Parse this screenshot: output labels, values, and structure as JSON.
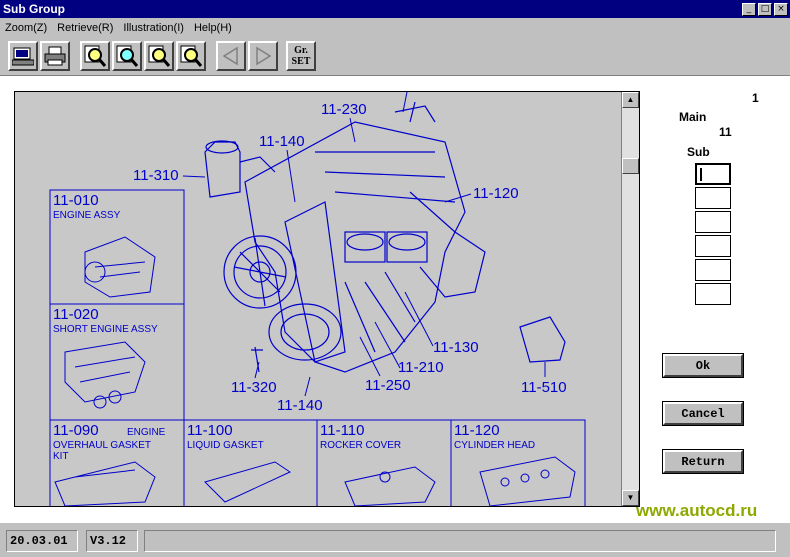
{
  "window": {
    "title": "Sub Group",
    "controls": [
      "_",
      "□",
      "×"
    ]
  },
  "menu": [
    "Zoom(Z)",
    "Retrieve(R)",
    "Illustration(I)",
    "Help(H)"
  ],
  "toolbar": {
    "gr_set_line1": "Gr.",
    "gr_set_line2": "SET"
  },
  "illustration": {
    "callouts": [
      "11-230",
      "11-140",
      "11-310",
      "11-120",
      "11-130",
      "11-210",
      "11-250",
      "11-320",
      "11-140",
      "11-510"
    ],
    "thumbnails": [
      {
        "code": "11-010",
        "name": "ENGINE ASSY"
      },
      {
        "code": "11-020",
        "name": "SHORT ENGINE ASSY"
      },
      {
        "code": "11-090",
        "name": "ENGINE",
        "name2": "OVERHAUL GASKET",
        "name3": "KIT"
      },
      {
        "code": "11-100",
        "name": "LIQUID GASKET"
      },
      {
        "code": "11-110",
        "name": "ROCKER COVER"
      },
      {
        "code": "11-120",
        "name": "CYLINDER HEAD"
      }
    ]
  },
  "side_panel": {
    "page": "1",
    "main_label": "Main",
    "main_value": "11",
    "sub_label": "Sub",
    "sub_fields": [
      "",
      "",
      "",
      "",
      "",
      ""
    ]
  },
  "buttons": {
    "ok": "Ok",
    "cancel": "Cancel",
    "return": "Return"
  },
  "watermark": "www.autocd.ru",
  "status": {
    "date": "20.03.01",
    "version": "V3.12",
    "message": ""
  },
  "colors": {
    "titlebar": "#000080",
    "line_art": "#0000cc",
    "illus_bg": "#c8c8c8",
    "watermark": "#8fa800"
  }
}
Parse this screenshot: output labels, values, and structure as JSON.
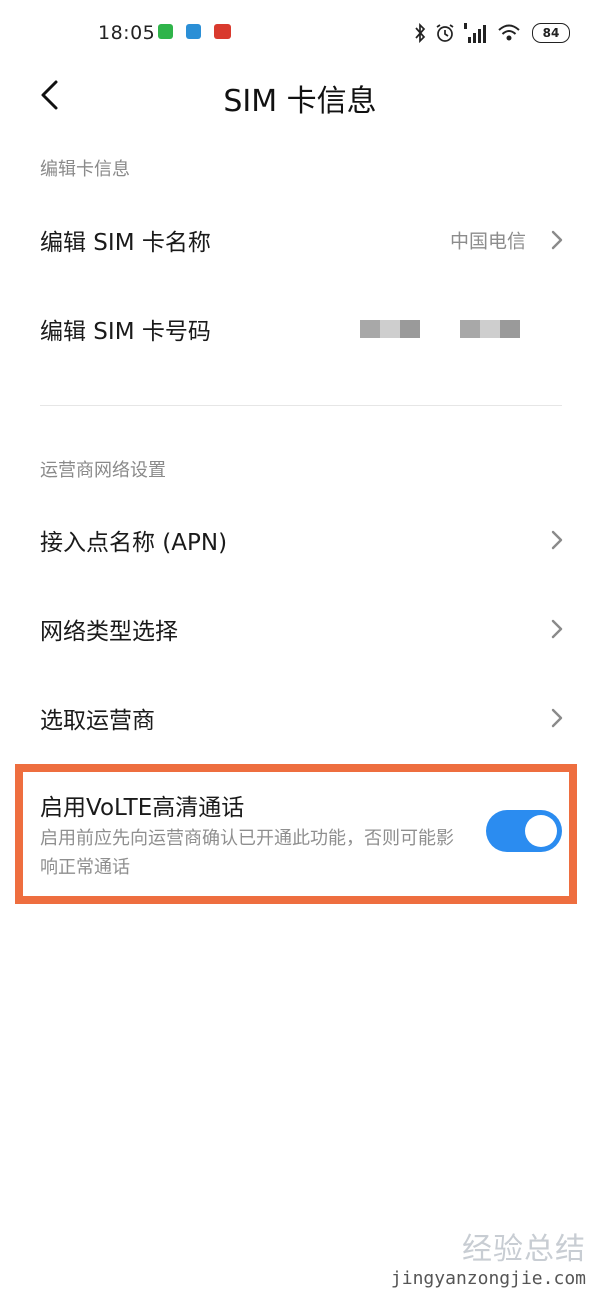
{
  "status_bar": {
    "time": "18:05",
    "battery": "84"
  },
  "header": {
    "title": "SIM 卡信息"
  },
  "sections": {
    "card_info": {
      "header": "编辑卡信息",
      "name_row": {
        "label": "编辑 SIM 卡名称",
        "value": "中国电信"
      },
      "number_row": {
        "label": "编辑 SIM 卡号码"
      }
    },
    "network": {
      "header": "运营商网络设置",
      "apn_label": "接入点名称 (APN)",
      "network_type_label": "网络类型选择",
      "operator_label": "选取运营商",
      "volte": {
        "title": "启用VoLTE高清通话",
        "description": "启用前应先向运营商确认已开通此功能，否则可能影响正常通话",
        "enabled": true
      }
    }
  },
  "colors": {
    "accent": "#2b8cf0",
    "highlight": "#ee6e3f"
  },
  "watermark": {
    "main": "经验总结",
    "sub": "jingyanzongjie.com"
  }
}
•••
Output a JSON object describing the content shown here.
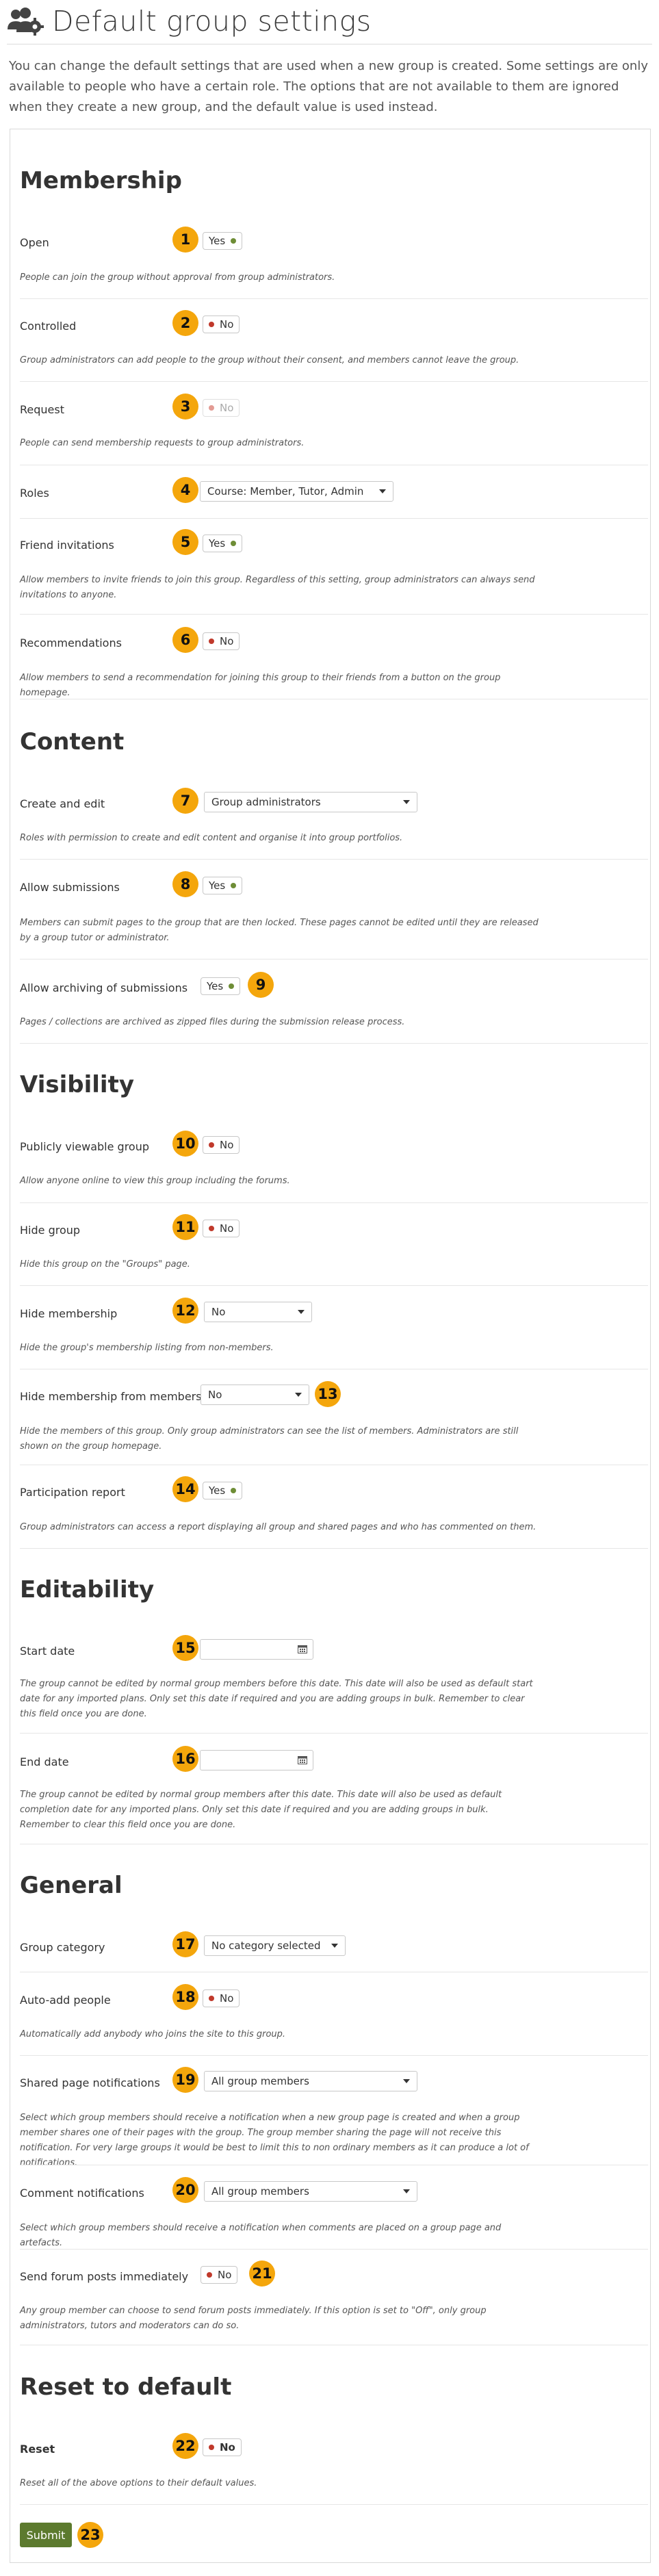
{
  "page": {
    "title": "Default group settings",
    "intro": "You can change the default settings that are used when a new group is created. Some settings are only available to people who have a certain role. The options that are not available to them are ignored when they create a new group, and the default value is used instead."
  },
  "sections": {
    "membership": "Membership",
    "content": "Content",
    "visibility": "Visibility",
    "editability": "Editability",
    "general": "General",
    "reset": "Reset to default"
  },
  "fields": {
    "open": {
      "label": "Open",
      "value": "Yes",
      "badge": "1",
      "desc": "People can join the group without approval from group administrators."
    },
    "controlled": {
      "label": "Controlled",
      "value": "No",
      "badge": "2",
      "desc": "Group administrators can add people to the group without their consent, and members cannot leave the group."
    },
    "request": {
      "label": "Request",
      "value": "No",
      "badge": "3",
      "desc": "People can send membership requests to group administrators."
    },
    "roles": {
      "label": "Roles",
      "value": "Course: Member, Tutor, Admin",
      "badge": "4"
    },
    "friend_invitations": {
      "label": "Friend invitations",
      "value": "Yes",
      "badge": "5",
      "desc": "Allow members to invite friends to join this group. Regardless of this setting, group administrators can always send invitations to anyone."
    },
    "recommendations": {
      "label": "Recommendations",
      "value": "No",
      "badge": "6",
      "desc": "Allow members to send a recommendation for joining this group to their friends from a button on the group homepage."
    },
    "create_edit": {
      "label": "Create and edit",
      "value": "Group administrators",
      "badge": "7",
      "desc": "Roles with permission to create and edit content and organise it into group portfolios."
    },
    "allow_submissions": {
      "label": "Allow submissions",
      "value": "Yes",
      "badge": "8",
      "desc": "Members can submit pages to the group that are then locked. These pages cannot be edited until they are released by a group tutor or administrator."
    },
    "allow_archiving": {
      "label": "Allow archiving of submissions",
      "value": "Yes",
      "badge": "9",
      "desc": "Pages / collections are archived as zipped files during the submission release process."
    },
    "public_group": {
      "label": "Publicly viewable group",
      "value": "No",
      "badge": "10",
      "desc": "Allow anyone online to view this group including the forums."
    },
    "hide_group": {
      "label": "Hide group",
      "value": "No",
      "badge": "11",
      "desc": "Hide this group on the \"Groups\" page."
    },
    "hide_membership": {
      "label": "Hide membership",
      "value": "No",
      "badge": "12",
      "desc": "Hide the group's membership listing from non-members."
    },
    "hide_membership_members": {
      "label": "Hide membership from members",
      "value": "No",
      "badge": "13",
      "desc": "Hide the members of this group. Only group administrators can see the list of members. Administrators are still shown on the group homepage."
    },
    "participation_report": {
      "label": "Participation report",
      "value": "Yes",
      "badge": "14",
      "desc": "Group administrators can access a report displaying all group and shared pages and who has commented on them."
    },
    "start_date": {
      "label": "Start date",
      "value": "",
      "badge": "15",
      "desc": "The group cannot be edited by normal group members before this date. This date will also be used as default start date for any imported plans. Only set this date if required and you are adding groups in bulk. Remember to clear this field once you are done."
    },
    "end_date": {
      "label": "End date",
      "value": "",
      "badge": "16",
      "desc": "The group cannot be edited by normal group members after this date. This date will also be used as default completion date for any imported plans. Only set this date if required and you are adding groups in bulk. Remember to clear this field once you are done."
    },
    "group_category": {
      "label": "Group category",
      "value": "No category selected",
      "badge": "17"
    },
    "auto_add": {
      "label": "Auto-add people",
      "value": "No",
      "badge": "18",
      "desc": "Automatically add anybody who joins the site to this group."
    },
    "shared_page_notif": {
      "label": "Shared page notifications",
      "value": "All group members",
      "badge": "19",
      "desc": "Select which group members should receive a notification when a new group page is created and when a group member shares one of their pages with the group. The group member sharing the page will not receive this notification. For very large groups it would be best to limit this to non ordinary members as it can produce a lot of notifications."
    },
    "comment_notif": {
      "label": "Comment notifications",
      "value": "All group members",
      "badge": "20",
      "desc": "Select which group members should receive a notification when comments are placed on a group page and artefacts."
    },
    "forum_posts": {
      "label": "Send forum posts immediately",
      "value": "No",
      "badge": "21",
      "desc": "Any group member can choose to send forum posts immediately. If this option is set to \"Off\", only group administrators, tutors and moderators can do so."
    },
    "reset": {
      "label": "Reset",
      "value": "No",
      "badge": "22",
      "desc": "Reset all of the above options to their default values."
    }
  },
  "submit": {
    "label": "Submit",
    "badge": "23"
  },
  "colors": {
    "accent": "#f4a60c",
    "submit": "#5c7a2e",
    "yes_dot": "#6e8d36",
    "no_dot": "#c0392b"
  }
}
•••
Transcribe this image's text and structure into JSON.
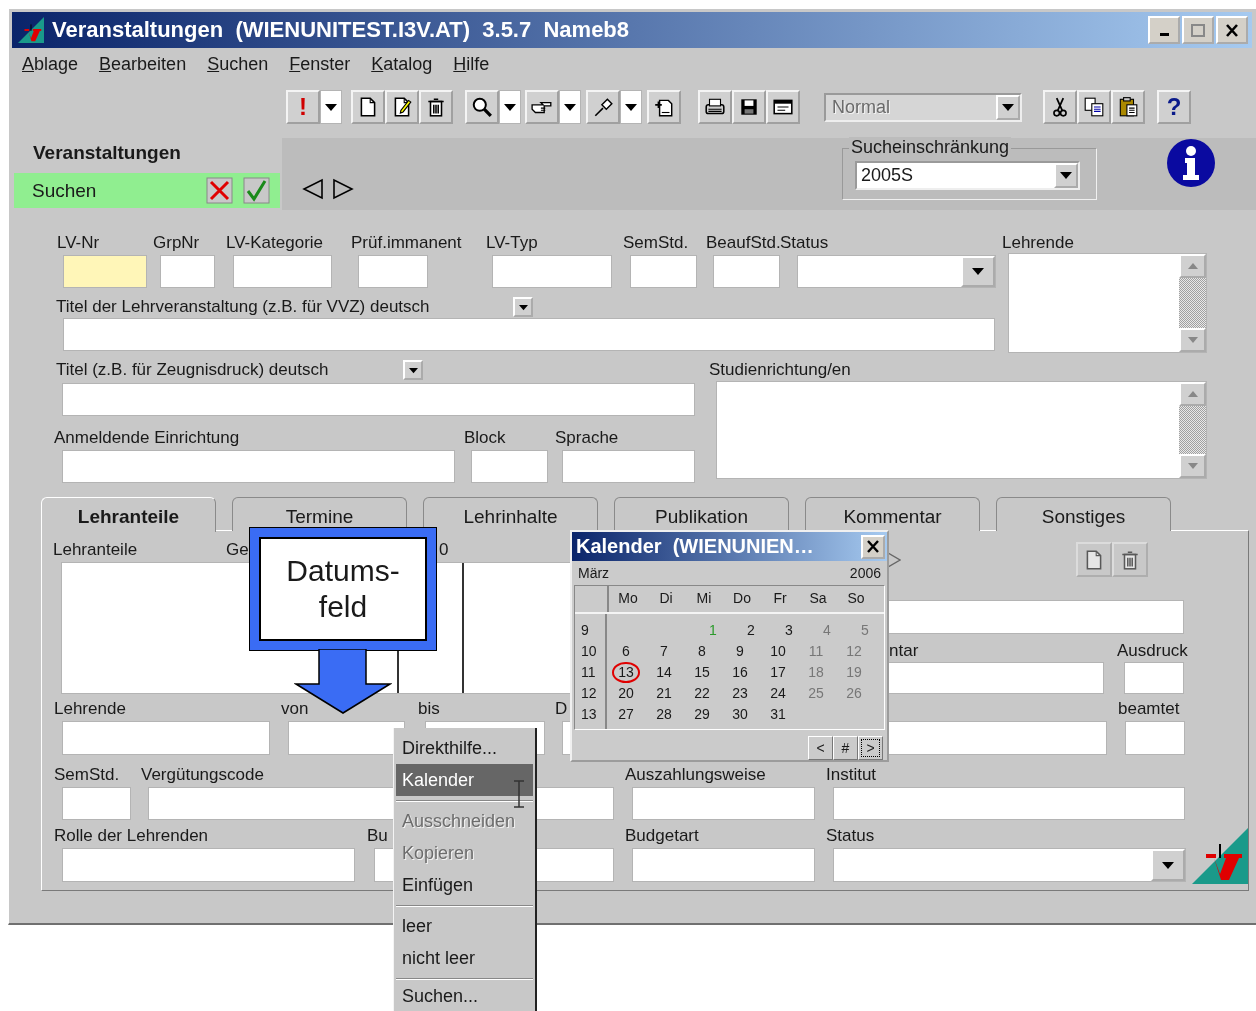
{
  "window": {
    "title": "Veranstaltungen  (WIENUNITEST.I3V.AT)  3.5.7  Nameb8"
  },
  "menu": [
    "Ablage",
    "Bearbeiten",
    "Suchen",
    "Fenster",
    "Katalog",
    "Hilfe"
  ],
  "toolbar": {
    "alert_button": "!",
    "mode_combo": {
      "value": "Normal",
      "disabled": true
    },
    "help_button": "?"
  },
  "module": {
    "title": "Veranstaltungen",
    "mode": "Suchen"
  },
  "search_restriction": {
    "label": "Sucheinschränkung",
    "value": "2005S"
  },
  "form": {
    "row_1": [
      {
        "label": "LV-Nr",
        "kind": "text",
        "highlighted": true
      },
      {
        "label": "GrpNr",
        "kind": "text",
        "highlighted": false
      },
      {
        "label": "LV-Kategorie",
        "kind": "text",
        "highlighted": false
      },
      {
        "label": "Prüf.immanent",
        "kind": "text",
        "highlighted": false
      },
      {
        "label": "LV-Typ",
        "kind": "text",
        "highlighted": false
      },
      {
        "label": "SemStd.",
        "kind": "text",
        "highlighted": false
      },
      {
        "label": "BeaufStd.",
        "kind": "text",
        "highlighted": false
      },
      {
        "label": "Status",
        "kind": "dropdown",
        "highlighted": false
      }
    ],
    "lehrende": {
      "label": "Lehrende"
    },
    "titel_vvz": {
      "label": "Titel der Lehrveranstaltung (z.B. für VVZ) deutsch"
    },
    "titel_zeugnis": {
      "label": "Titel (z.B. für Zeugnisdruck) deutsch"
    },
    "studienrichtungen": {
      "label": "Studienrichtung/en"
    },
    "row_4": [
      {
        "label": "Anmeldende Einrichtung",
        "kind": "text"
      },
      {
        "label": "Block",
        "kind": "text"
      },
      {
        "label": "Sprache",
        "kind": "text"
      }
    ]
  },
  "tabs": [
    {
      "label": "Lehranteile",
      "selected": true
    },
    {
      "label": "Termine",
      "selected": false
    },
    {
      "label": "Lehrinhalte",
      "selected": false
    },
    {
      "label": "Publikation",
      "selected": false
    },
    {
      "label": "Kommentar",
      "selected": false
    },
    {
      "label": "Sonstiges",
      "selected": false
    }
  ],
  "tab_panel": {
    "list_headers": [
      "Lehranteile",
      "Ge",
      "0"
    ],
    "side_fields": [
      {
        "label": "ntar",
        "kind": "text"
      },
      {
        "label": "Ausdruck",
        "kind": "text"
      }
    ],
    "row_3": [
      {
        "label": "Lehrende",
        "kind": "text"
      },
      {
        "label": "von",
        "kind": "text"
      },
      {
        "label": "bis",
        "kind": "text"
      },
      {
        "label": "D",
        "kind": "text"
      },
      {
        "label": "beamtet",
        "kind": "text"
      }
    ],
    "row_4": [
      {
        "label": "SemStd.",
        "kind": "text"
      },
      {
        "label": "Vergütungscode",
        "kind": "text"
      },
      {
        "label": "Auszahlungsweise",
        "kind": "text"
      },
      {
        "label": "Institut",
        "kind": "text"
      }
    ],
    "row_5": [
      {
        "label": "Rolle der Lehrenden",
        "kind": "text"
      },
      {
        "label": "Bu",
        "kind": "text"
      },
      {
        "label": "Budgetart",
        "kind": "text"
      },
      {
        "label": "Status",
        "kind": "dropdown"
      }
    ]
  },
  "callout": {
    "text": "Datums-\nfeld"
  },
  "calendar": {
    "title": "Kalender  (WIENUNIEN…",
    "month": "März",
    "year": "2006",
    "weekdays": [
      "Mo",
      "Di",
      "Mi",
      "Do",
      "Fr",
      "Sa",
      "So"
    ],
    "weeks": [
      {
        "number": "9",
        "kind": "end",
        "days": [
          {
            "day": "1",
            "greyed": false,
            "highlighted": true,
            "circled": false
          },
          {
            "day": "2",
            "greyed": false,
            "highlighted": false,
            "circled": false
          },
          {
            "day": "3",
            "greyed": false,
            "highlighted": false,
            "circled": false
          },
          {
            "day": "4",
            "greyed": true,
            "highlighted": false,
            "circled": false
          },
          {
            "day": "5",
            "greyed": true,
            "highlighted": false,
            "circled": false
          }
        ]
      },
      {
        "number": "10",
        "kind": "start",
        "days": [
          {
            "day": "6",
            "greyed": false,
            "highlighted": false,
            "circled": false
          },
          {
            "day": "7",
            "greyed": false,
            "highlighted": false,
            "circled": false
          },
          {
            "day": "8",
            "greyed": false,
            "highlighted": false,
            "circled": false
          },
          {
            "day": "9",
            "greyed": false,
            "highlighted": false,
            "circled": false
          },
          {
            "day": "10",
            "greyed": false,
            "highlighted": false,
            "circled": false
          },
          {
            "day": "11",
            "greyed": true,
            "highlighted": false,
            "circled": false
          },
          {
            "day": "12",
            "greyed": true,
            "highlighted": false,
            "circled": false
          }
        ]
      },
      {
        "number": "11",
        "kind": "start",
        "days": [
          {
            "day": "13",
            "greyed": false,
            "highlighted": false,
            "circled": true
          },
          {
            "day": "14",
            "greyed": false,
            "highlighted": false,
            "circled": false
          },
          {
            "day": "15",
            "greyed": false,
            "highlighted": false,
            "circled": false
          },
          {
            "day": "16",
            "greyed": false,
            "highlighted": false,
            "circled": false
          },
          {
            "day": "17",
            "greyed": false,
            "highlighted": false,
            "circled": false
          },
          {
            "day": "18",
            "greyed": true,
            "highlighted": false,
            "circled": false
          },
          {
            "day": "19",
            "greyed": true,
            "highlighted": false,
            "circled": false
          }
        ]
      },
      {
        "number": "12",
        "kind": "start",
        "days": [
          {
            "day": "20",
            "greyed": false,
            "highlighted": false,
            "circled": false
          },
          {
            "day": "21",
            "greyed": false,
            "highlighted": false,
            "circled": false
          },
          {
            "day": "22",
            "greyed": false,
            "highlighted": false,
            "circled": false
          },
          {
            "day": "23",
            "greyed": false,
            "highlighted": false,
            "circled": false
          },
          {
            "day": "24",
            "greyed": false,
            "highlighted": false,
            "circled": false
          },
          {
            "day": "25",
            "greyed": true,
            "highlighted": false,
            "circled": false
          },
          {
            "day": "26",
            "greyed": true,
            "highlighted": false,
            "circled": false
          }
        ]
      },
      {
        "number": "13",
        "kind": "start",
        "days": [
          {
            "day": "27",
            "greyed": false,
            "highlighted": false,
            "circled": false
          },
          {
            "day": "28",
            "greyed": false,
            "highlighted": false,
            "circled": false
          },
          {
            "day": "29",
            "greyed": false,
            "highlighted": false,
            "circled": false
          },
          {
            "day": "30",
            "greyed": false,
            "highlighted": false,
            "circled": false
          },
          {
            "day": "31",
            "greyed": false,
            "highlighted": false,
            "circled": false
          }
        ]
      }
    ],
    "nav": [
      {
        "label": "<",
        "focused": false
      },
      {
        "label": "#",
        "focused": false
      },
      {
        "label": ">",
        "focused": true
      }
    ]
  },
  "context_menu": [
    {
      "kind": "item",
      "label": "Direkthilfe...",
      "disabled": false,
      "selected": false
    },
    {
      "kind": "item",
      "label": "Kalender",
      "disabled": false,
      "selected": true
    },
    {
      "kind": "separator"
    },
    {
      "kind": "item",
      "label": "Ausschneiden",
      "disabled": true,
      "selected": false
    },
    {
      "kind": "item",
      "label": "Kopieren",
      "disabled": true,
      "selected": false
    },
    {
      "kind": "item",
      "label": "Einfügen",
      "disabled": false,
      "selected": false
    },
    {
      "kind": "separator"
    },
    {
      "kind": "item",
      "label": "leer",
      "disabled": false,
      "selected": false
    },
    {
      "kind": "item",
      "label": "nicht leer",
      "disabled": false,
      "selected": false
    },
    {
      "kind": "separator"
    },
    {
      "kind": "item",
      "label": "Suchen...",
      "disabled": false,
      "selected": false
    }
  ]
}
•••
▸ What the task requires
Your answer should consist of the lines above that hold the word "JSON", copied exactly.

▸ Expected output
Parse this screenshot: output labels, values, and structure as JSON.
Parse this screenshot: output labels, values, and structure as JSON.
Output a JSON object describing the content shown here.
Transcribe this image's text and structure into JSON.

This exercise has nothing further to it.